Rhyshladlyn took a deep breath and let it out slow, the warm air gusting across her hand and down her arm. Slowly, carefully, he nodded with her hand still gripping his chin.
“I hear you. Tell that bastard Lílrt that I’m willing to talk whenever he’s ready to grace my presence again.”
She smiled and let him go. “Good, I will go tell him right now.”
Rhyshladlyn just closed his eyes and bowed his head, hanging limply in the chains that held him to the wall, hair falling forward to cover his face. She stared at him a moment longer before she made her way across the room to the door. That had been too easy and the one thing she had learned when it came to dealing with Rhyshladlyn was that if it was easy then it was a trap. But she also knew better than to question it. He was being cooperative so she’d accept that until he wasn’t.
“Oh and Xitlali?”
She paused with her hand on the door knob behind her, caught mid-motion of closing it as she walked through into the hallway. Looking back over her shoulder she found him looking at her through the fall of his hair, eyes glowing like sunlight filtering through a forest canopy.
“Make no mistake,” his voice was like shattered glass as it pressed against her skin and she shivered before she could stop herself, “there will come a day when this collar no longer contains me. And when that day comes? I will get my hands on you and I will take my sweet time tearing you apart until the Nameless Itself comes to collect you for an eternity on the Cliffs.”
“Bold words from someone who hasn’t been able to escape in the last three hundred years,” she retorted.
His collar glowed almost white hot as a smile slowly spread across his mouth until his fangs were visible, until it split his face and touched his eyes with something she had never seen before but knew she never wanted to see again. That white hot light got brighter, bright enough that it hummed as it chased the shadows from the room but not once did it send his body into convulsions, not once did he scream and writhe with the agony the spellwork on that piece of metal should have caused if it was glowing that brightly. All she could do was stand there frozen with her hand wrapped white-knuckle tight around the doorknob and stare at the Qishir who was proving just how strong he really was by flooding the collar around his neck that was supposed to render him magickless with enough magick that it glowed like a captured sun, the orange of the runes carved into its surface glowing nearly as bright as his eyes.
Then it started to fade slowly, like a reverse of how it had started until he stared at her with a ghost of that smile playing around his mouth, until she swallowed thickly and the fear she’d pushed down earlier flooded through her.
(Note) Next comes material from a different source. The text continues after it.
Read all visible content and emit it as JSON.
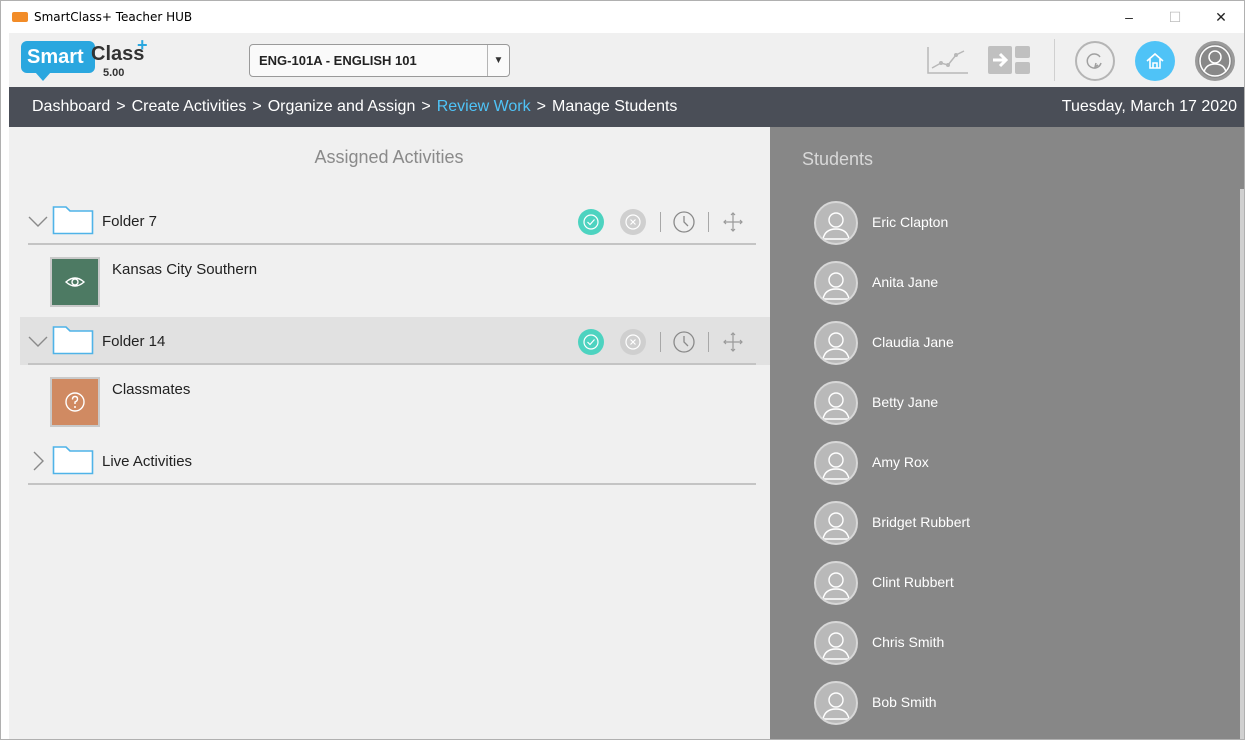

As he opened his mouth she closed the door firmly behind her, pressing her back against it for a moment as she caught her breath and tried to calm her heart rate as his laughter pressed against the other side like it was something alive.